=== Begin Enclosure ===

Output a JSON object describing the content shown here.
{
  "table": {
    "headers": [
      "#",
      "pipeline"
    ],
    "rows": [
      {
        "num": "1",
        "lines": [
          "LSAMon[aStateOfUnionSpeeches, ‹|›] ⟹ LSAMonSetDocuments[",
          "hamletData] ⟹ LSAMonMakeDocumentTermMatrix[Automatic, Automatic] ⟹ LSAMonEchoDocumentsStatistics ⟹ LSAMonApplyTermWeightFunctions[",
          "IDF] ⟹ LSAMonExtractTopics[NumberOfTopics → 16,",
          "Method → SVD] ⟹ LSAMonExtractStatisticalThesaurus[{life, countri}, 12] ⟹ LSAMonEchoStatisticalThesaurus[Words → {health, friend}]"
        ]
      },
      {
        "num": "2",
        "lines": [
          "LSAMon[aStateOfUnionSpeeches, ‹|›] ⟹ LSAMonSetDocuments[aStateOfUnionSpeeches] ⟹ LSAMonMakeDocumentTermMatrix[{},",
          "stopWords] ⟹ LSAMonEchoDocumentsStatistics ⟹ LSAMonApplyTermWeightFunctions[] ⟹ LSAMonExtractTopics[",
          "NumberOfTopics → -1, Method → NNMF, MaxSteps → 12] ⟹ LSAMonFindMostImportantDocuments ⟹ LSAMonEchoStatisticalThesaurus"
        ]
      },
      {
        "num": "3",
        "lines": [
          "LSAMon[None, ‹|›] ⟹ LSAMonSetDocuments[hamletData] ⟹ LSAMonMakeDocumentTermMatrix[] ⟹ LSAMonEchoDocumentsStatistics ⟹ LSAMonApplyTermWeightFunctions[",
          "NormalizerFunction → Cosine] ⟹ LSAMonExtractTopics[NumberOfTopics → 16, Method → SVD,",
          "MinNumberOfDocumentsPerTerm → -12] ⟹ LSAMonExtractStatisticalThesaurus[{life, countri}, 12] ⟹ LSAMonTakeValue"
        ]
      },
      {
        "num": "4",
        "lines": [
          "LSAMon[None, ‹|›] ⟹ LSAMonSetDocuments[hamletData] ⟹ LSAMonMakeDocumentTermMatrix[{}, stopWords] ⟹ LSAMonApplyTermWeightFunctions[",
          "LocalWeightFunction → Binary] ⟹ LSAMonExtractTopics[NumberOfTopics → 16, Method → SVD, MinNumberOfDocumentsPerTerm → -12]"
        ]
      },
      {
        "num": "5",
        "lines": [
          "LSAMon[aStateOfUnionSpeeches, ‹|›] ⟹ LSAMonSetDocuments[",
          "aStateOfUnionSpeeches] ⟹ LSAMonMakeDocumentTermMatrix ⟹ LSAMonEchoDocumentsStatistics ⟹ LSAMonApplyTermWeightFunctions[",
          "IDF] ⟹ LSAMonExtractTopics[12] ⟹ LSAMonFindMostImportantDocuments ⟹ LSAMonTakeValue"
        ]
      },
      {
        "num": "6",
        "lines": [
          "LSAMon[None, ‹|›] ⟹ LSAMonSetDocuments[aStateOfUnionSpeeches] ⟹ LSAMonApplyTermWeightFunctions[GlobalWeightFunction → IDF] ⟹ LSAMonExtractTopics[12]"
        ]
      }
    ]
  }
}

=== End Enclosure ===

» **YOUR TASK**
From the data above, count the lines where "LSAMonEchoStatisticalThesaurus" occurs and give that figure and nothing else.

» **ANSWER TO THIS EXERCISE**
2